═════ The input ═════

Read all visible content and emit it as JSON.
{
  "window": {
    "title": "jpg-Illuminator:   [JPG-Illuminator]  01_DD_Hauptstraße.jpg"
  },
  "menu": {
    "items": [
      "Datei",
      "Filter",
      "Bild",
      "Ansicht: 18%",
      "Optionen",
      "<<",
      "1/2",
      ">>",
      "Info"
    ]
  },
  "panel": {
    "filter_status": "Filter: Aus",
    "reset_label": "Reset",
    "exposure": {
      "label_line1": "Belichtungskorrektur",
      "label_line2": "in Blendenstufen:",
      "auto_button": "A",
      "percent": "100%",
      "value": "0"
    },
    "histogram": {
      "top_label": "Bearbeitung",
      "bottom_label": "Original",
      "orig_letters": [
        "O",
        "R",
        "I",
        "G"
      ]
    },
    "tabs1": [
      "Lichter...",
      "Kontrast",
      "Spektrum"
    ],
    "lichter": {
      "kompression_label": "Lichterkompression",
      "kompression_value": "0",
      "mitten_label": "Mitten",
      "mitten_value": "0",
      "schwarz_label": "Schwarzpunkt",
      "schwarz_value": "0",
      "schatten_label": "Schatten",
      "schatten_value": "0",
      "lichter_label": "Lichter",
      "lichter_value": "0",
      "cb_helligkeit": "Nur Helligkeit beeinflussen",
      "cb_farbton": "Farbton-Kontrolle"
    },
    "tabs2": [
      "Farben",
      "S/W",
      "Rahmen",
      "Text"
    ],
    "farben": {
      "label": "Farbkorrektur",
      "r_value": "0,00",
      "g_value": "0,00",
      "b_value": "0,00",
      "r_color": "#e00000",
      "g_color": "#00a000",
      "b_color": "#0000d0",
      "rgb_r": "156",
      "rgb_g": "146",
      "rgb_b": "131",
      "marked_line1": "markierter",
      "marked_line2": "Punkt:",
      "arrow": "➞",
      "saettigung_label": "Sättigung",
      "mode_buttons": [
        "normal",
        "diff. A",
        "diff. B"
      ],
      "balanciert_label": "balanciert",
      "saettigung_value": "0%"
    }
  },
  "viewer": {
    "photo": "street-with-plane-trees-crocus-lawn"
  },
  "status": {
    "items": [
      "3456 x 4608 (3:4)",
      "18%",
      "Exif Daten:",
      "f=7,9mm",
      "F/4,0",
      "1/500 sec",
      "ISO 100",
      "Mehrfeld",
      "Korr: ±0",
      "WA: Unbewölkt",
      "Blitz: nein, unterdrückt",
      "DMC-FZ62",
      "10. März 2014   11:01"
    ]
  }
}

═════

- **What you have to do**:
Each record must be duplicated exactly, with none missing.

- **Answer to this exercise**:
Read all visible content and emit it as JSON.
{
  "window": {
    "title": "jpg-Illuminator:   [JPG-Illuminator]  01_DD_Hauptstraße.jpg"
  },
  "menu": {
    "items": [
      "Datei",
      "Filter",
      "Bild",
      "Ansicht: 18%",
      "Optionen",
      "<<",
      "1/2",
      ">>",
      "Info"
    ]
  },
  "panel": {
    "filter_status": "Filter: Aus",
    "reset_label": "Reset",
    "exposure": {
      "label_line1": "Belichtungskorrektur",
      "label_line2": "in Blendenstufen:",
      "auto_button": "A",
      "percent": "100%",
      "value": "0"
    },
    "histogram": {
      "top_label": "Bearbeitung",
      "bottom_label": "Original",
      "orig_letters": [
        "O",
        "R",
        "I",
        "G"
      ]
    },
    "tabs1": [
      "Lichter...",
      "Kontrast",
      "Spektrum"
    ],
    "lichter": {
      "kompression_label": "Lichterkompression",
      "kompression_value": "0",
      "mitten_label": "Mitten",
      "mitten_value": "0",
      "schwarz_label": "Schwarzpunkt",
      "schwarz_value": "0",
      "schatten_label": "Schatten",
      "schatten_value": "0",
      "lichter_label": "Lichter",
      "lichter_value": "0",
      "cb_helligkeit": "Nur Helligkeit beeinflussen",
      "cb_farbton": "Farbton-Kontrolle"
    },
    "tabs2": [
      "Farben",
      "S/W",
      "Rahmen",
      "Text"
    ],
    "farben": {
      "label": "Farbkorrektur",
      "r_value": "0,00",
      "g_value": "0,00",
      "b_value": "0,00",
      "r_color": "#e00000",
      "g_color": "#00a000",
      "b_color": "#0000d0",
      "rgb_r": "156",
      "rgb_g": "146",
      "rgb_b": "131",
      "marked_line1": "markierter",
      "marked_line2": "Punkt:",
      "arrow": "➞",
      "saettigung_label": "Sättigung",
      "mode_buttons": [
        "normal",
        "diff. A",
        "diff. B"
      ],
      "balanciert_label": "balanciert",
      "saettigung_value": "0%"
    }
  },
  "viewer": {
    "photo": "street-with-plane-trees-crocus-lawn"
  },
  "status": {
    "items": [
      "3456 x 4608 (3:4)",
      "18%",
      "Exif Daten:",
      "f=7,9mm",
      "F/4,0",
      "1/500 sec",
      "ISO 100",
      "Mehrfeld",
      "Korr: ±0",
      "WA: Unbewölkt",
      "Blitz: nein, unterdrückt",
      "DMC-FZ62",
      "10. März 2014   11:01"
    ]
  }
}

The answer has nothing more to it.